■ TASK STATEMENT ■
Filter the listing below, please, and copy only the lines with the word "external".

■ DATA IN THIS EXERCISE ■

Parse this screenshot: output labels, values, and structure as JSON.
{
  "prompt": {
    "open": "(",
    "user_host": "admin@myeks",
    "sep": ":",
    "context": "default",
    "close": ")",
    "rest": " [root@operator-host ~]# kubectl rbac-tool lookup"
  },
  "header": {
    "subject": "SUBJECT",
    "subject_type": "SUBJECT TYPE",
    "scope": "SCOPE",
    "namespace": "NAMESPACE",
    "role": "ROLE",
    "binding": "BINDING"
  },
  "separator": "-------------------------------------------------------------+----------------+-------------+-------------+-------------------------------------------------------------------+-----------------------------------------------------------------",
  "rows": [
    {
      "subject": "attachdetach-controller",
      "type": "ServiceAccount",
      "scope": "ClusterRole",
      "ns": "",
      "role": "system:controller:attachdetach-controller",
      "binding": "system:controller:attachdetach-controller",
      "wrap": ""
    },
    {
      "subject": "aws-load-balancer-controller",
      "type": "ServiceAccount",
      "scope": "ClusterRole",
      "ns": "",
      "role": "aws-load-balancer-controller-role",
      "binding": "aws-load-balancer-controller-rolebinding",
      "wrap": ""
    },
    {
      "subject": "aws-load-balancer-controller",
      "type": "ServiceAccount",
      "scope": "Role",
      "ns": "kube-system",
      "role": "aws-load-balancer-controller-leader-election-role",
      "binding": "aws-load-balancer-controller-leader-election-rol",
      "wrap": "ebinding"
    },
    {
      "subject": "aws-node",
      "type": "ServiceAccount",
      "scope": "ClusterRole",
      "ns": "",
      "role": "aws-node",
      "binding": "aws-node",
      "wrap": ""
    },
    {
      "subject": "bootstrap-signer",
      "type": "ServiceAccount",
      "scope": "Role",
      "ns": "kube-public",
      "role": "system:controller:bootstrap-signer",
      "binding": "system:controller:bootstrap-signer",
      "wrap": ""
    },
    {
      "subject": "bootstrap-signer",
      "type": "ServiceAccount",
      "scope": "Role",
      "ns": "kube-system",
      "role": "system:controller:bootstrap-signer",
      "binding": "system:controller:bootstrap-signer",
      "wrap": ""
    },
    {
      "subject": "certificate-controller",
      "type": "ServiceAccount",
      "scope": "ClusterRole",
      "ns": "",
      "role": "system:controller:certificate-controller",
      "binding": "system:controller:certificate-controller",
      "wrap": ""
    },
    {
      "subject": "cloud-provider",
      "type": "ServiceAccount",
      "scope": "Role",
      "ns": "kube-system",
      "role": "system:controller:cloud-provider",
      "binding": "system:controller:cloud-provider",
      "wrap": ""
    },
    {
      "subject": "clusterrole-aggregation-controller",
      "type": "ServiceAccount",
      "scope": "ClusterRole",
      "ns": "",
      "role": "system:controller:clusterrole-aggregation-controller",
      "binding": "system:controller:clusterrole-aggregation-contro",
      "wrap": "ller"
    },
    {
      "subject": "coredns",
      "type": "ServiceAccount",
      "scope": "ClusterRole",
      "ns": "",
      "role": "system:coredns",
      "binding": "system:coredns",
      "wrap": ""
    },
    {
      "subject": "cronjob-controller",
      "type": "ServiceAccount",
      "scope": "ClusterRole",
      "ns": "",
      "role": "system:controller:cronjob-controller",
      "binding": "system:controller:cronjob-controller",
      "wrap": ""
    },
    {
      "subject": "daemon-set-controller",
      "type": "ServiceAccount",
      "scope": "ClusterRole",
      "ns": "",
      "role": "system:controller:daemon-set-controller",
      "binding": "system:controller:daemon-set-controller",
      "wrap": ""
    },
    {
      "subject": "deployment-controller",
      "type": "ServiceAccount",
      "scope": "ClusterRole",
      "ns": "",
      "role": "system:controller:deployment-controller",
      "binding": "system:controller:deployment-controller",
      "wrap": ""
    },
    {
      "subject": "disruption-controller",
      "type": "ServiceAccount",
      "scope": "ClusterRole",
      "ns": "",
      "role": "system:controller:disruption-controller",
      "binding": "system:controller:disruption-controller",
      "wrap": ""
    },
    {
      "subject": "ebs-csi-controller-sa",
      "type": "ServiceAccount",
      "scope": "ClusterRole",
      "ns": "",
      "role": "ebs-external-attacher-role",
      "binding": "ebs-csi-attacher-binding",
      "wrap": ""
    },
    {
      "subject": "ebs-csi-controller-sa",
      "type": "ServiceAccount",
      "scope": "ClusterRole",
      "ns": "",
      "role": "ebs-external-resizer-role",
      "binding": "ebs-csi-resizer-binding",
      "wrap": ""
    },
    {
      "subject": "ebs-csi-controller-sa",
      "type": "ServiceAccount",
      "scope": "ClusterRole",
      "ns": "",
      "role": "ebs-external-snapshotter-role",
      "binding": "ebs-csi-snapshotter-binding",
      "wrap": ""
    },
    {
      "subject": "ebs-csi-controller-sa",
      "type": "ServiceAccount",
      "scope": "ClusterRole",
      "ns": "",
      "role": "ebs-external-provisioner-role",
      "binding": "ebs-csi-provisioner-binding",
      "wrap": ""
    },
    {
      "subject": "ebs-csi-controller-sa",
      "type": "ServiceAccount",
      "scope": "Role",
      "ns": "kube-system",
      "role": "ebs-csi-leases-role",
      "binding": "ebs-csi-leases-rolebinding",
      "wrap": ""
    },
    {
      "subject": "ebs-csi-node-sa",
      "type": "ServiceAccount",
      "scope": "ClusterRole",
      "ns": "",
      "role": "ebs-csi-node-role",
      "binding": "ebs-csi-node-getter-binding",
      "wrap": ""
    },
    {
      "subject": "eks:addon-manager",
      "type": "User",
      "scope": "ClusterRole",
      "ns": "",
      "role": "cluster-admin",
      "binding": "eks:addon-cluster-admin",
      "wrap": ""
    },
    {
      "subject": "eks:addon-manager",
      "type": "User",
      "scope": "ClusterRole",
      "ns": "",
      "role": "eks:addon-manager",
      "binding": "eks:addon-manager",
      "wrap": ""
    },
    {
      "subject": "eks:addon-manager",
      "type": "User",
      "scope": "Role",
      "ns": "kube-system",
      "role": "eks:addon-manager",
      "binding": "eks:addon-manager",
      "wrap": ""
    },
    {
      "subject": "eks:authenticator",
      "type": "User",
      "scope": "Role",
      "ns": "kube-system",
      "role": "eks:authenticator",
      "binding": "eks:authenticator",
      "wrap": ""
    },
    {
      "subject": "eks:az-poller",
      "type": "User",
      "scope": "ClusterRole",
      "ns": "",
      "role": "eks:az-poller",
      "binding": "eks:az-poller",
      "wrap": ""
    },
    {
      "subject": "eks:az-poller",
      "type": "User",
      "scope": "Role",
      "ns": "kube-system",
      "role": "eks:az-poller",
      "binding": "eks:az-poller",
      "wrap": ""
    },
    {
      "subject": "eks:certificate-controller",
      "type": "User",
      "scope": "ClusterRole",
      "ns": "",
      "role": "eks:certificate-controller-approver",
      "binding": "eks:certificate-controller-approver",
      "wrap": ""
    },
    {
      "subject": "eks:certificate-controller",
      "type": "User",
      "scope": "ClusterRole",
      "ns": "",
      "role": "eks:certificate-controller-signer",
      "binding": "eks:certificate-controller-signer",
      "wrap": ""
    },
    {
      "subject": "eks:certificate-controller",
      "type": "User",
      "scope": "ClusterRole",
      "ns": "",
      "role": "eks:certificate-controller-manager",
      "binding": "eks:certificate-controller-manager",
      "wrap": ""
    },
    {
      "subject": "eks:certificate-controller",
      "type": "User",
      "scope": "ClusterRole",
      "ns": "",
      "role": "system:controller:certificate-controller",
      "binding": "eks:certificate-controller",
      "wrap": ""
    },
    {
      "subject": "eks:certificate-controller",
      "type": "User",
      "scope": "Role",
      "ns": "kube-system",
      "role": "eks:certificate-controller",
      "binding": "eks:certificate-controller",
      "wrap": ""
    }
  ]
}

■ ANSWER TO THE EXERCISE ■
      "role": "ebs-external-attacher-role",
      "role": "ebs-external-resizer-role",
      "role": "ebs-external-snapshotter-role",
      "role": "ebs-external-provisioner-role",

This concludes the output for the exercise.